## SUPPLIED MATERIAL
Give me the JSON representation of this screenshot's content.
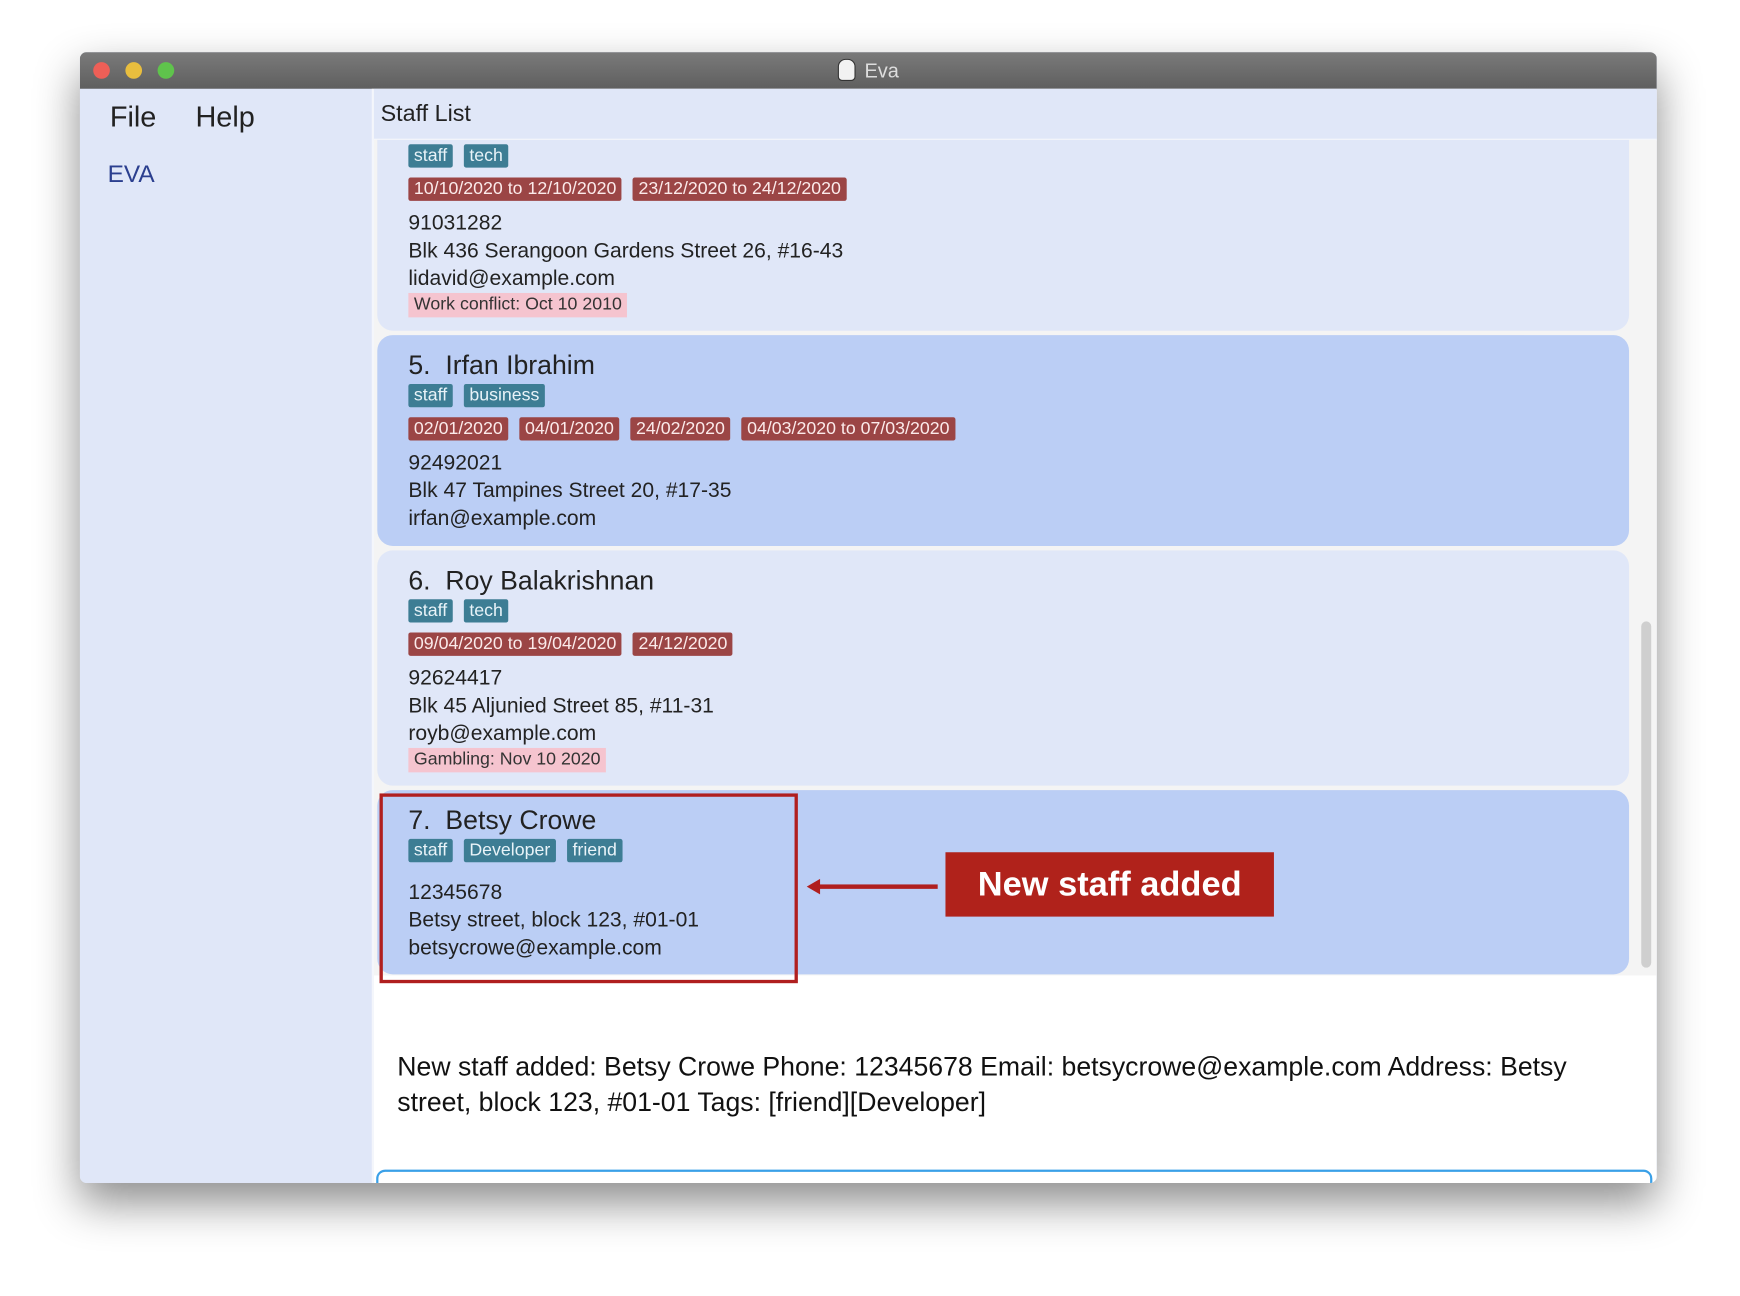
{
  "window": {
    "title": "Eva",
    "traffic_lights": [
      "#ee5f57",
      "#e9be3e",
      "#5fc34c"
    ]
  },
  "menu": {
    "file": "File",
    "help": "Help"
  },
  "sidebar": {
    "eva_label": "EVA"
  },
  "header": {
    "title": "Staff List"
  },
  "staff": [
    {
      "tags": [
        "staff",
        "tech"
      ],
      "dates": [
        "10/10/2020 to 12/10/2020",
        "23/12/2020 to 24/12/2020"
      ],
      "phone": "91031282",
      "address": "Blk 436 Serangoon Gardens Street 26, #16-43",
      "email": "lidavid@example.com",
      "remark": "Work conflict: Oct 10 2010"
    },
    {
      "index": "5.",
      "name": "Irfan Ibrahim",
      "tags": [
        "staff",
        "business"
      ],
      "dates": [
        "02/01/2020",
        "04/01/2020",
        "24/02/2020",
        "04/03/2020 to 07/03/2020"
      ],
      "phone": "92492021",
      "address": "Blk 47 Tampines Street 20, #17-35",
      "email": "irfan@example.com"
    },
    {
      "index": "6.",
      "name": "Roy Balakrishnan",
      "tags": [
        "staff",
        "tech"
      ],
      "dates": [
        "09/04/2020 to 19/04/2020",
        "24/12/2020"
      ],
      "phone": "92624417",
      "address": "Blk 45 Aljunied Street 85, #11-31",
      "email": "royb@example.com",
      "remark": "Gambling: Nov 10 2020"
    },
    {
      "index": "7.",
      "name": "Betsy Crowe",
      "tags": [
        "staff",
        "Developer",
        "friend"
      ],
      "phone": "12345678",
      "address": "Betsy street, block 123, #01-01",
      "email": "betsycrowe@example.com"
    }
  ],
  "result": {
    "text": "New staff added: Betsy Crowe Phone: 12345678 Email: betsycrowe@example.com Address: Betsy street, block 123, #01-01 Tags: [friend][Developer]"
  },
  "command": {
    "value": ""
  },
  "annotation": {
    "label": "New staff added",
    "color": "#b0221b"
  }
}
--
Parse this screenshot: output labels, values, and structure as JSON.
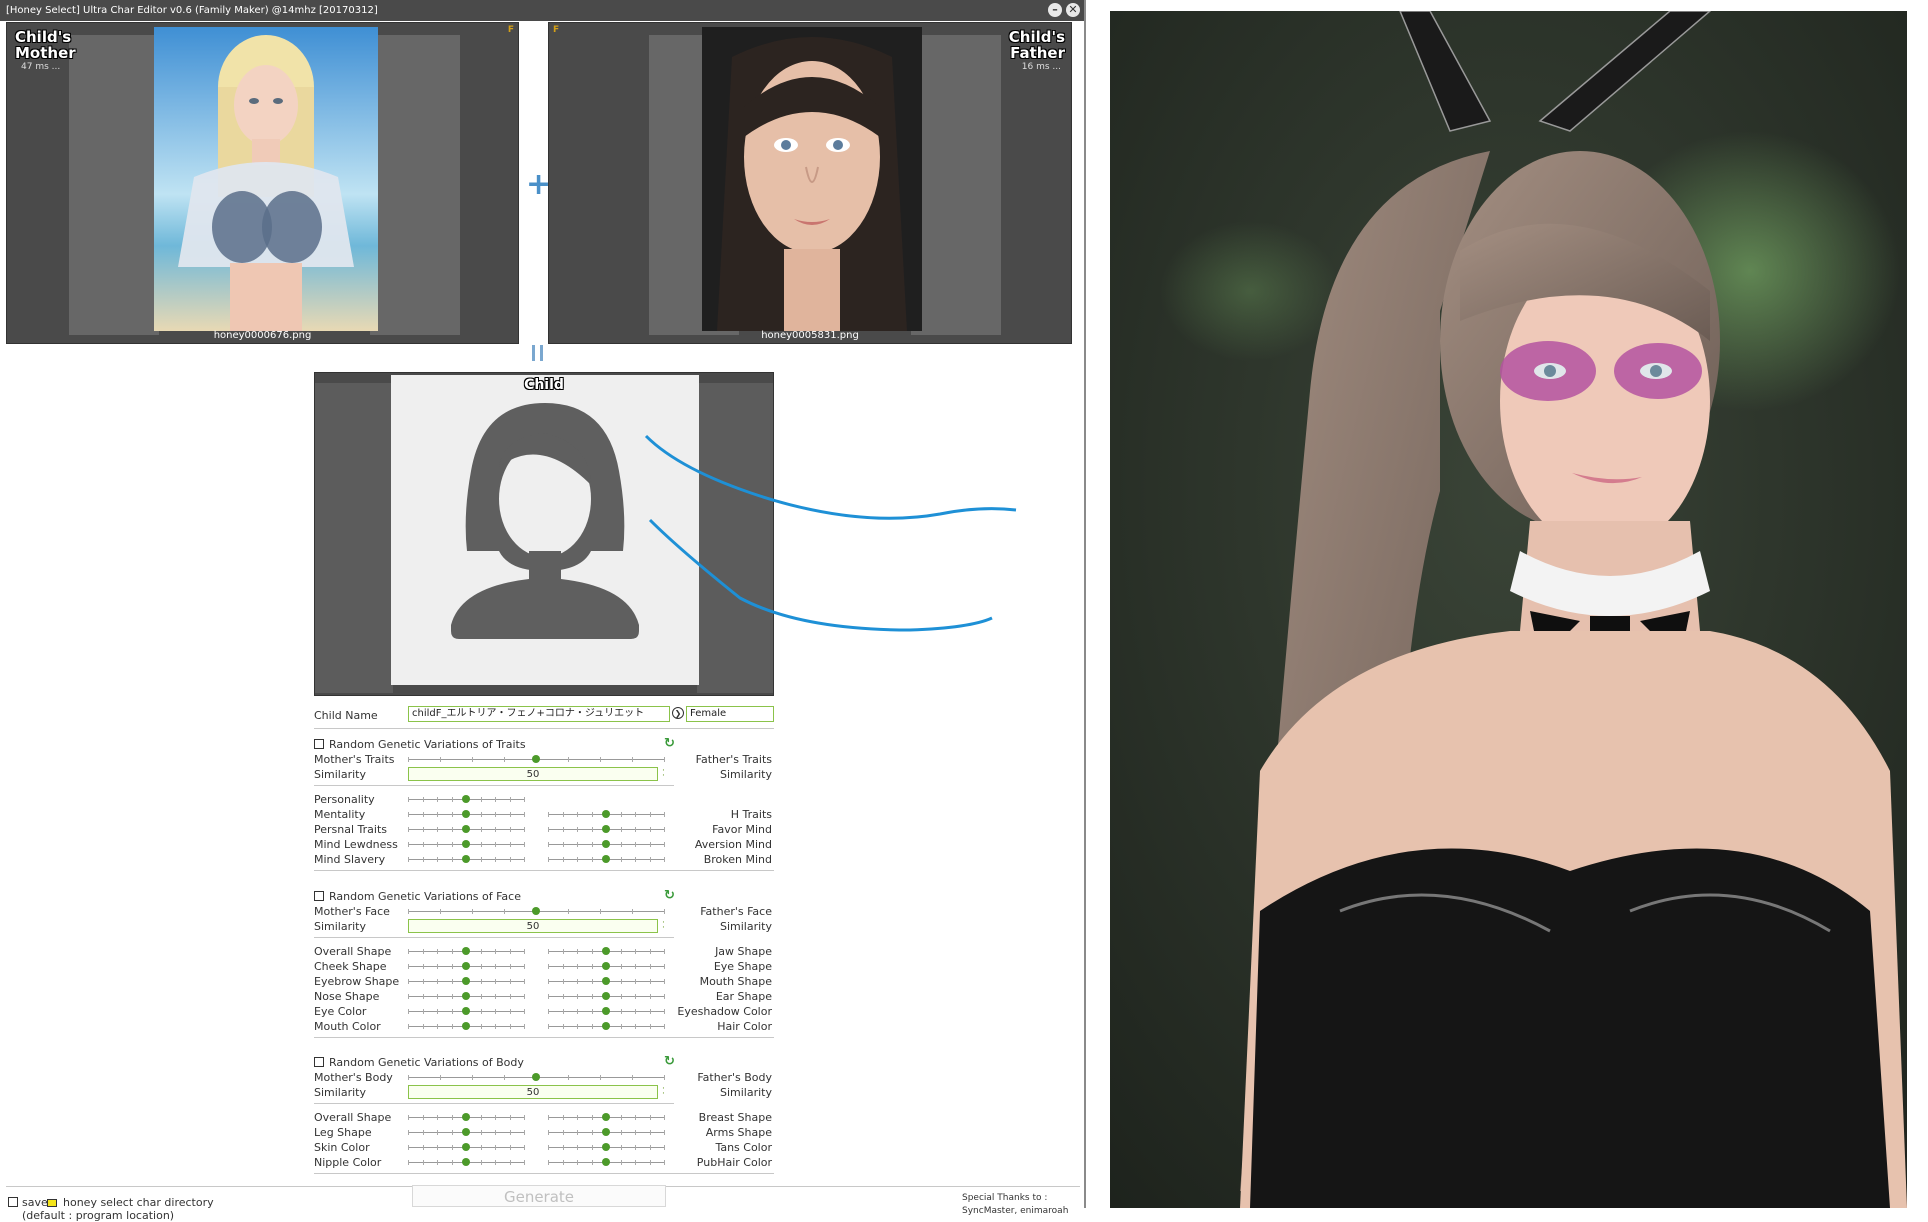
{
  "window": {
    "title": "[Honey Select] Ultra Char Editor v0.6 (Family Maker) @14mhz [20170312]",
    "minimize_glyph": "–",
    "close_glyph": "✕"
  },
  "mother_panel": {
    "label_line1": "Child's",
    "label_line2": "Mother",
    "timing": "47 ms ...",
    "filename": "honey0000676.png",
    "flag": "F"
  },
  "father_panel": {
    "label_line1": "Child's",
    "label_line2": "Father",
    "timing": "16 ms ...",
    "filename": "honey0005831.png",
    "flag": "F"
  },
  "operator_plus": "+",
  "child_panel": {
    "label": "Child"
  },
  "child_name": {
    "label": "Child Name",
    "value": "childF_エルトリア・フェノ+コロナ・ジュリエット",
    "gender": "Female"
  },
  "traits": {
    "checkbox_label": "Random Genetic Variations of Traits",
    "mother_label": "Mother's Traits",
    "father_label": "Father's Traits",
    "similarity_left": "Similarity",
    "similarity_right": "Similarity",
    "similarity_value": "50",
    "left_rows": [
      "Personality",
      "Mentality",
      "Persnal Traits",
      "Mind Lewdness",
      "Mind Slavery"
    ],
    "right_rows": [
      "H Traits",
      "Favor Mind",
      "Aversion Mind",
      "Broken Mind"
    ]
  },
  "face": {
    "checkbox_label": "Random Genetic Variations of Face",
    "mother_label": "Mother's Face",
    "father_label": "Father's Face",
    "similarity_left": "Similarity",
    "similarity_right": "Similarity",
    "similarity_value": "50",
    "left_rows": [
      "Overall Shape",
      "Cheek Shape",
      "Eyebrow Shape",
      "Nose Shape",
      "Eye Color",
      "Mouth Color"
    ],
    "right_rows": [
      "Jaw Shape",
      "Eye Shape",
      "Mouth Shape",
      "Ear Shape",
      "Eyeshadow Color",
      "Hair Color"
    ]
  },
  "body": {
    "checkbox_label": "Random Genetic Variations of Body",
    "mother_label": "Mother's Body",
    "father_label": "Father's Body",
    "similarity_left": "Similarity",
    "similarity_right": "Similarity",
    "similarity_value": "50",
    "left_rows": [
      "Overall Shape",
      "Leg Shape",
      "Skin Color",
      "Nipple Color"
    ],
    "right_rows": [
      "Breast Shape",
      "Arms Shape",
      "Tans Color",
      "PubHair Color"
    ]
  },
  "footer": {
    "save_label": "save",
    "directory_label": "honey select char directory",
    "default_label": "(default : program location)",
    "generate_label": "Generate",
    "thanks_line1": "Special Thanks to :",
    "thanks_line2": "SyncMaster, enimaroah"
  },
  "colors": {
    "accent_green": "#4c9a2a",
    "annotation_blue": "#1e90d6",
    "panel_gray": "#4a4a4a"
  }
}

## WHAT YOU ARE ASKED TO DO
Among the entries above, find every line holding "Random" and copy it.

## OUTPUT OF THE EXERCISE
    "checkbox_label": "Random Genetic Variations of Traits",
    "checkbox_label": "Random Genetic Variations of Face",
    "checkbox_label": "Random Genetic Variations of Body",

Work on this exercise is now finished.